▶ _WHAT IS REQUIRED_
Return each entry below without any alteration.

[Recorded data]
--------------------------------
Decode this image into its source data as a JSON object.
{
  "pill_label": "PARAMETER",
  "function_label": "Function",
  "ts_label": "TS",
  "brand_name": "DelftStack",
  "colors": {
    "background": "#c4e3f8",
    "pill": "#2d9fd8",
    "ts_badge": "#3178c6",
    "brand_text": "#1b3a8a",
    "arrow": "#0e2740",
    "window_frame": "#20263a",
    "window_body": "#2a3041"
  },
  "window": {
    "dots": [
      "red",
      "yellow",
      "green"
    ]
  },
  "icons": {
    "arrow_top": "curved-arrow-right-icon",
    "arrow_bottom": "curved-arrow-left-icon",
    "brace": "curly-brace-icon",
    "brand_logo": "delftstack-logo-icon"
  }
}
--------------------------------
▶ _RESULT_
Decode this image into its source data as a JSON object.
{
  "pill_label": "PARAMETER",
  "function_label": "Function",
  "ts_label": "TS",
  "brand_name": "DelftStack",
  "colors": {
    "background": "#c4e3f8",
    "pill": "#2d9fd8",
    "ts_badge": "#3178c6",
    "brand_text": "#1b3a8a",
    "arrow": "#0e2740",
    "window_frame": "#20263a",
    "window_body": "#2a3041"
  },
  "window": {
    "dots": [
      "red",
      "yellow",
      "green"
    ]
  },
  "icons": {
    "arrow_top": "curved-arrow-right-icon",
    "arrow_bottom": "curved-arrow-left-icon",
    "brace": "curly-brace-icon",
    "brand_logo": "delftstack-logo-icon"
  }
}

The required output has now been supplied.